Writing in a Second Language Pays Off

JESSICA LOPEZ
El Vaquero Staff Writer

AGCC essay contest that was created as an incentive to promote writing resulted in the first scholarship offered that will recognize and reward English as a Second Language (ESL) students.

The scholarship is not an official GCC scholarship, but it is a grant in the form of a book voucher. This grant is significant because it is exclusively designed for ESL students and was created and funded by a team of students and professors, known as the English as a Second Language Student Association (ESA) club.

ESA was founded last spring. Its primary goal is to encourage ESL students to become proficient in the English language and to utilize it among their peers while creating networking support and obtaining college success ideas and information.
According to Associate Professor of ESL and ESA club adviser Linda Griffith, “the club offers social interaction, tutoring, mentoring, and an opportunity to practice English, which is so important.”

ESA President Manuel Cuellar who has played a prominent role in creating and organizing the club said, “Our purpose is to get as many people involved as possible.”

Last spring ESA organized an information booth to assist students with concerns about issues such as enrollment, adding and dropping classes, counseling, tuition aid, and transferring.

The information booth consisted of volunteers and club members who spoke different languages to accommodate foreign students.

Additionally, ESA has held fundraising events such as food and book sales.

In September, ESA had a three-day book sale. The books were donated by the faculty of the ESL department, thus most of them contained content concerning reading, writing, and grammar. The book sale raised approximately $600.

The money that was raised from the book sales will be used to fund the vouchers awarded to the winning participants of the contest.
The essay contest was sponsored by ESA and was only open to active members of the club.

Eleven people participated in the contest, which asked contestants who has had a great influence in their lives.

Four winners were selected by the judges: Susan De Santis, Richard Seltzer, and Kay Baldwin. The four winners included Chie Koiizuka, Jiao Has, Fabiola Macias, and Rasoul Samadan, who will receive their award in the spring semester.

“The scholarship money came from the students because of their ideas and the contributions they’ve put towards implementing those ideas,” said Elis Lee, credit ESL instructor and additional ESA club adviser. “I hope other students realize all the work it took in collecting books and making sales.”

ESA expressed the concerns of the club during the first ESL department meeting of the semester. Here, they proposed the idea of having a book sale and requested donations from the faculty. ESA is now a part of the department’s meeting agenda where they can continue to address issues of the club and their members.

“To keep our scholarship [vouchers], we hope to continue book sales,” said Cuellar. “This enables us to raise money and it’s a way of giving recognition for our active members and to help them develop leadership skills.”

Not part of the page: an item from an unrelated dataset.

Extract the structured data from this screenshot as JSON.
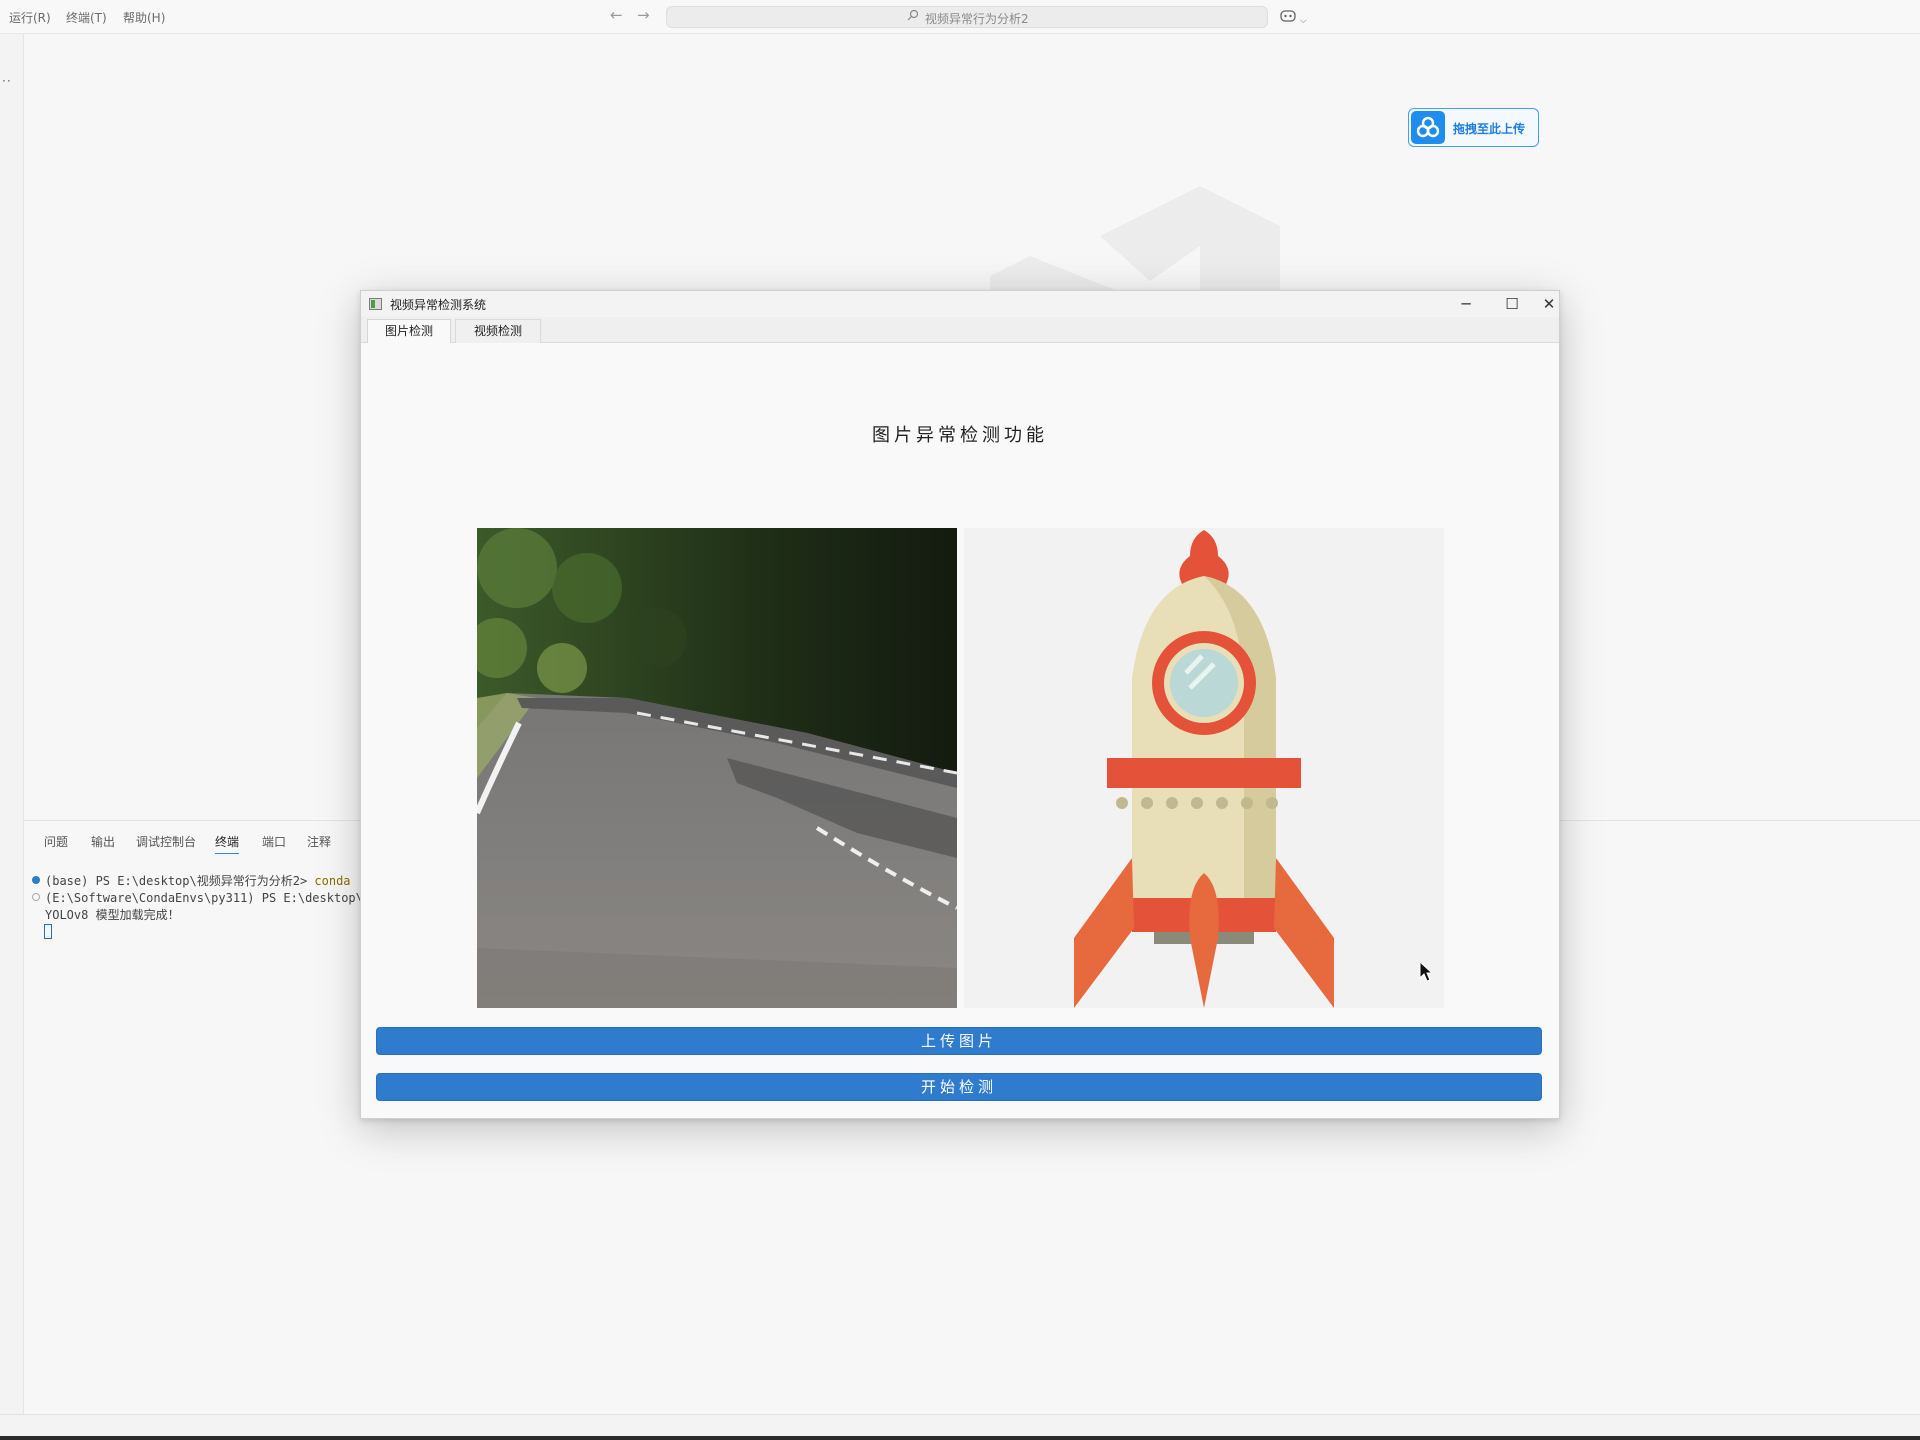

A large number of ESL students attend GCC. According to the Director of Institutional Research, Edward Karpp, there are 1,934 students enrolled in ESL credit classes, which represents about 13 percent of the credit students enrolled in fall 2004.

Due to the interest of promoting GCC’s ESL program and the ESA club, advisers Paul Vera and Griffith arranged visits to Glendale local high schools.

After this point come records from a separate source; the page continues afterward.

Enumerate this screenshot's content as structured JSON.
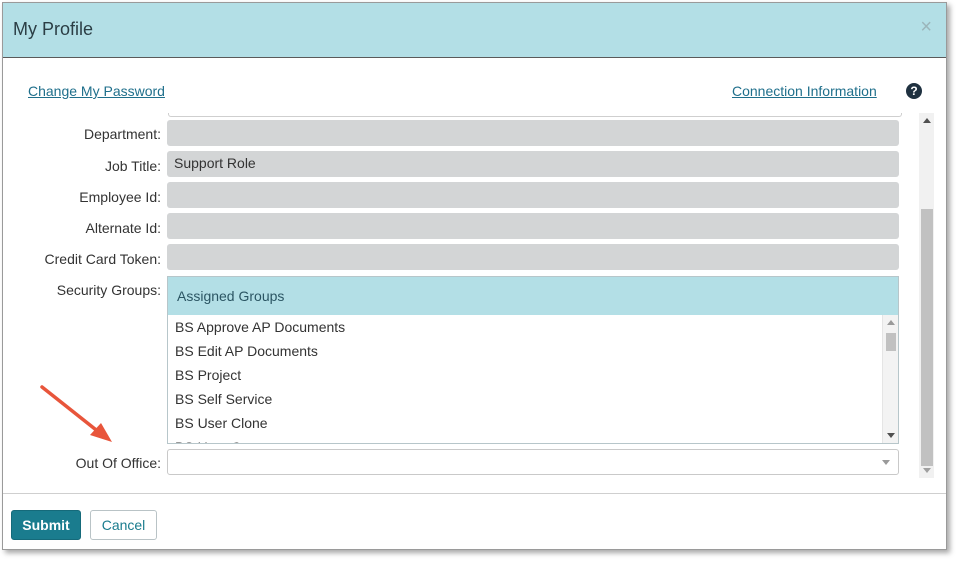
{
  "dialog": {
    "title": "My Profile",
    "close_glyph": "×"
  },
  "links": {
    "change_password": "Change My Password",
    "connection_info": "Connection Information",
    "help_glyph": "?"
  },
  "form": {
    "department": {
      "label": "Department:",
      "value": ""
    },
    "job_title": {
      "label": "Job Title:",
      "value": "Support Role"
    },
    "employee_id": {
      "label": "Employee Id:",
      "value": ""
    },
    "alternate_id": {
      "label": "Alternate Id:",
      "value": ""
    },
    "credit_card_token": {
      "label": "Credit Card Token:",
      "value": ""
    },
    "security_groups": {
      "label": "Security Groups:",
      "header": "Assigned Groups",
      "items": [
        "BS Approve AP Documents",
        "BS Edit AP Documents",
        "BS Project",
        "BS Self Service",
        "BS User Clone",
        "BS User Cr..."
      ]
    },
    "out_of_office": {
      "label": "Out Of Office:",
      "value": ""
    }
  },
  "footer": {
    "submit_label": "Submit",
    "cancel_label": "Cancel"
  },
  "colors": {
    "header_bg": "#b3dfe6",
    "accent": "#1a7c8e",
    "link": "#1f6f8b",
    "annotation_arrow": "#e8553b"
  },
  "icons": {
    "close": "close-icon",
    "help": "help-icon",
    "dropdown": "chevron-down-icon"
  }
}
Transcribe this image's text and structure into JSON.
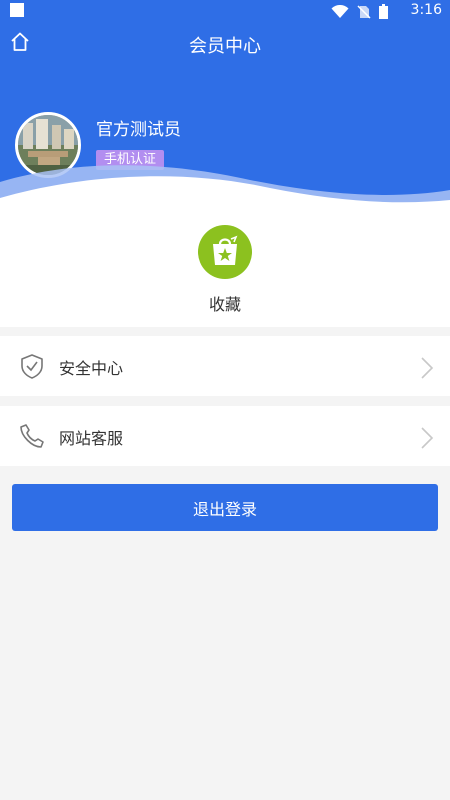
{
  "status_bar": {
    "time": "3:16"
  },
  "header": {
    "title": "会员中心",
    "home_icon": "home-icon"
  },
  "profile": {
    "name": "官方测试员",
    "badge": "手机认证"
  },
  "favorites": {
    "label": "收藏",
    "icon": "shopping-bag-star-icon"
  },
  "menu": [
    {
      "label": "安全中心",
      "icon": "shield-check-icon"
    },
    {
      "label": "网站客服",
      "icon": "phone-icon"
    }
  ],
  "logout_label": "退出登录",
  "colors": {
    "primary": "#2f6ee6",
    "favorite": "#8cc11f",
    "badge": "#b28ef0",
    "background": "#f4f4f4"
  }
}
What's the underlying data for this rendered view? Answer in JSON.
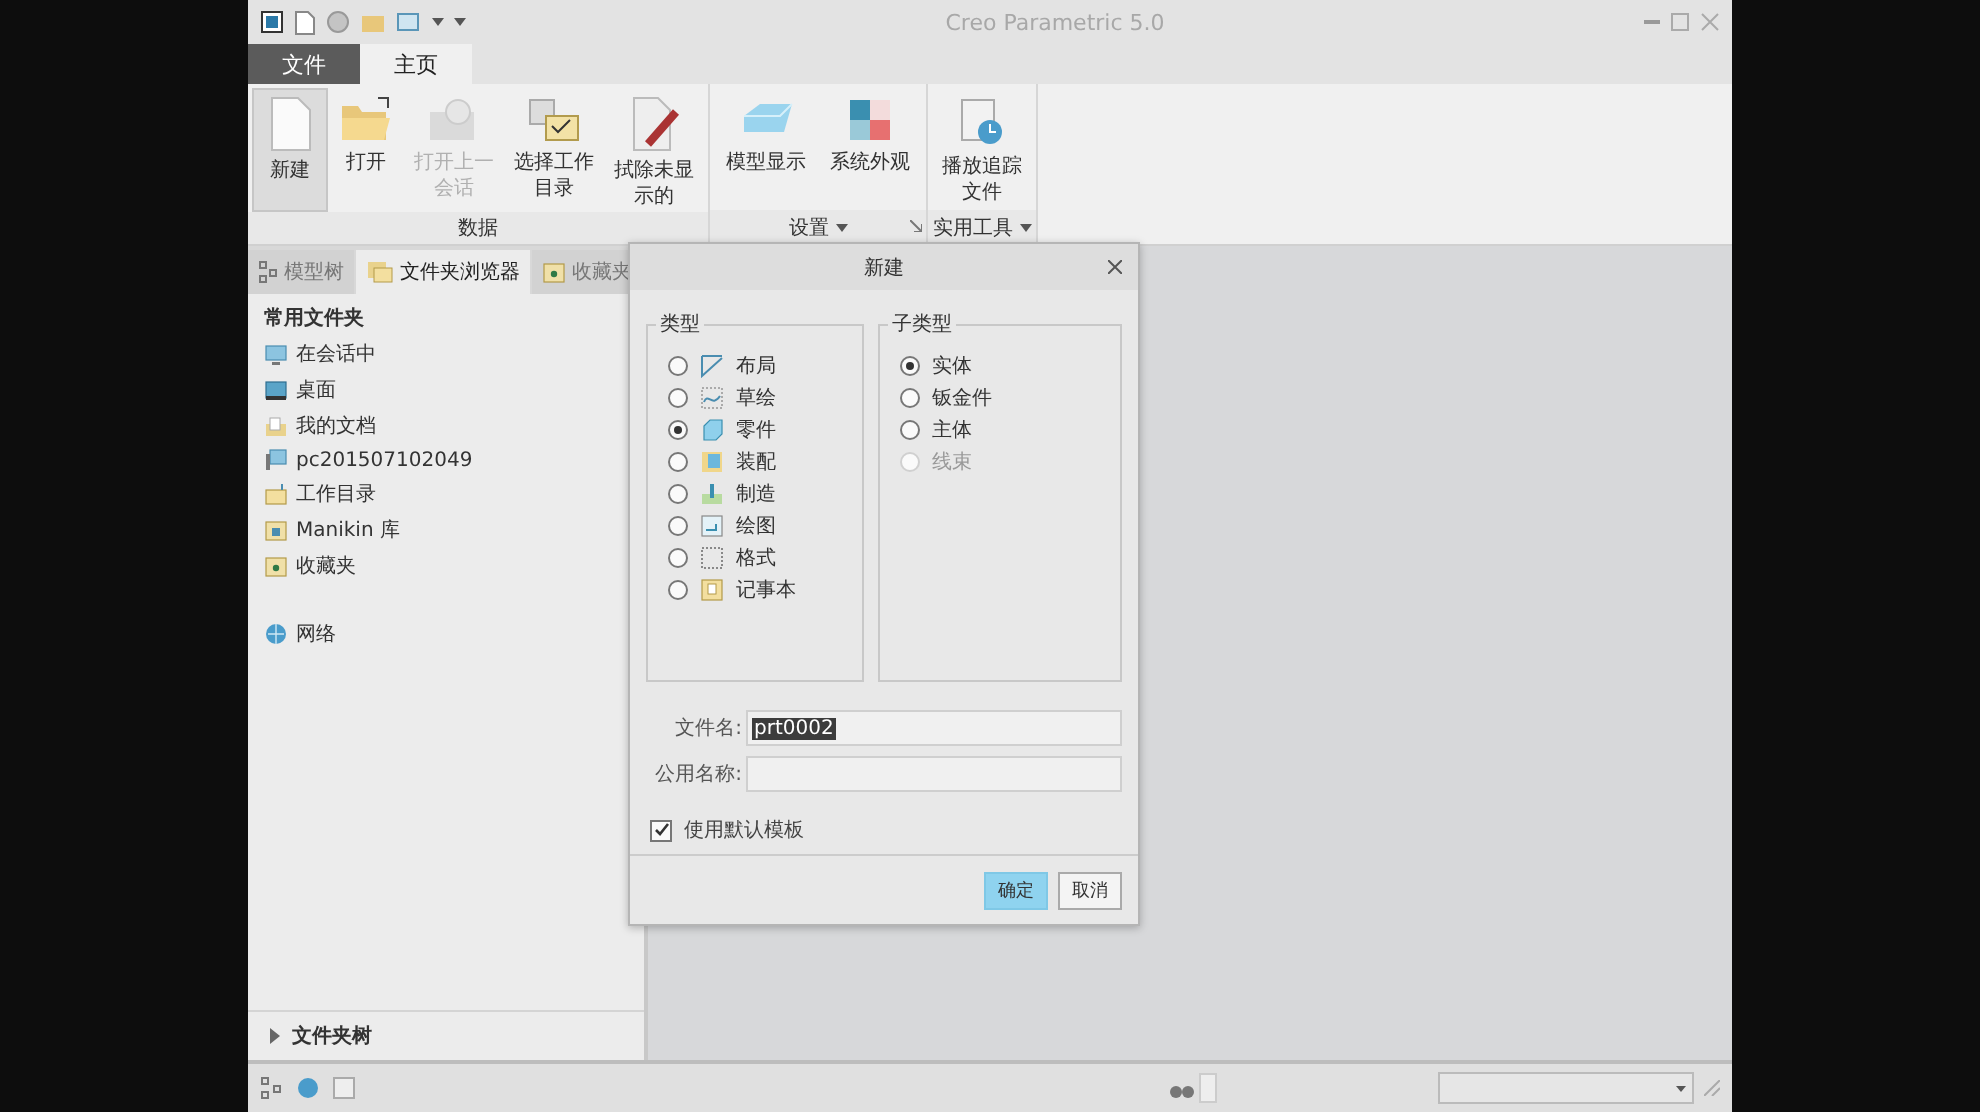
{
  "window": {
    "title": "Creo Parametric 5.0"
  },
  "ribbon_tabs": [
    {
      "label": "文件",
      "selected": false
    },
    {
      "label": "主页",
      "selected": true
    }
  ],
  "ribbon_groups": [
    {
      "label": "数据",
      "buttons": [
        {
          "label": "新建",
          "highlighted": true,
          "disabled": false
        },
        {
          "label": "打开",
          "highlighted": false,
          "disabled": false
        },
        {
          "label": "打开上一会话",
          "highlighted": false,
          "disabled": true
        },
        {
          "label": "选择工作目录",
          "highlighted": false,
          "disabled": false
        },
        {
          "label": "拭除未显示的",
          "highlighted": false,
          "disabled": false
        }
      ]
    },
    {
      "label": "设置",
      "buttons": [
        {
          "label": "模型显示",
          "highlighted": false,
          "disabled": false
        },
        {
          "label": "系统外观",
          "highlighted": false,
          "disabled": false
        }
      ]
    },
    {
      "label": "实用工具",
      "buttons": [
        {
          "label": "播放追踪文件",
          "highlighted": false,
          "disabled": false
        }
      ]
    }
  ],
  "navigator": {
    "tabs": [
      {
        "label": "模型树",
        "selected": false
      },
      {
        "label": "文件夹浏览器",
        "selected": true
      },
      {
        "label": "收藏夹",
        "selected": false
      }
    ],
    "header": "常用文件夹",
    "items": [
      {
        "label": "在会话中"
      },
      {
        "label": "桌面"
      },
      {
        "label": "我的文档"
      },
      {
        "label": "pc201507102049"
      },
      {
        "label": "工作目录"
      },
      {
        "label": "Manikin 库"
      },
      {
        "label": "收藏夹"
      },
      {
        "label": "网络"
      }
    ],
    "folder_tree": {
      "label": "文件夹树",
      "expanded": false
    }
  },
  "dialog": {
    "title": "新建",
    "type_group": {
      "label": "类型",
      "options": [
        {
          "label": "布局",
          "selected": false
        },
        {
          "label": "草绘",
          "selected": false
        },
        {
          "label": "零件",
          "selected": true
        },
        {
          "label": "装配",
          "selected": false
        },
        {
          "label": "制造",
          "selected": false
        },
        {
          "label": "绘图",
          "selected": false
        },
        {
          "label": "格式",
          "selected": false
        },
        {
          "label": "记事本",
          "selected": false
        }
      ]
    },
    "subtype_group": {
      "label": "子类型",
      "options": [
        {
          "label": "实体",
          "selected": true,
          "disabled": false
        },
        {
          "label": "钣金件",
          "selected": false,
          "disabled": false
        },
        {
          "label": "主体",
          "selected": false,
          "disabled": false
        },
        {
          "label": "线束",
          "selected": false,
          "disabled": true
        }
      ]
    },
    "fields": [
      {
        "label": "文件名:",
        "value": "prt0002",
        "value_selected": true
      },
      {
        "label": "公用名称:"
      }
    ],
    "use_default_template": {
      "label": "使用默认模板",
      "checked": true
    },
    "buttons": [
      {
        "label": "确定",
        "primary": true
      },
      {
        "label": "取消",
        "primary": false
      }
    ]
  }
}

Glendale and Herbert Hoover high schools were visited by ESA advisers along with members Cuellar, Artin Megerdichian, Maria Vala, and Fabiola Macias.

Students taking ESL classes at the high school level were informed about GCC’s English placement test, credit and non-credit ESL courses, tutoring, and existence the ESA club. “They [students] have a source to turn to when they get to here [GCC],” said Cuellar.

Students from high schools or other countries whose first language is not English come to college and feel too intimated to speak. “We [ESL students] are afraid to speak because of our grammar,” said student Luis Mares. The ability to have friends with similar backgrounds offers a sense of community…a community where we feel free to speak.”

The Chair of the Credit ESL Division, Young Gee, said, “It’s a proactive experience. ESA provides opportunity for [ESL] students to come together and practice their English while making friends.”

The support and guidance offered by ESA is commendable, however their ability to raise funds and distribute those funds as vouchers created the first type of scholarship/grant designed specifically for ESL students at GCC.

“They earned the money [vouchers],” said Melanie Brown, administrative assistant to the dean of student affairs. “It is not unusual for clubs to designate funds for their own members.”

“The ability for a school club to raise funds and then distribute those funds productively is wonderful,” said Yee. “ESA is moving ahead with their own agenda and making things happen.”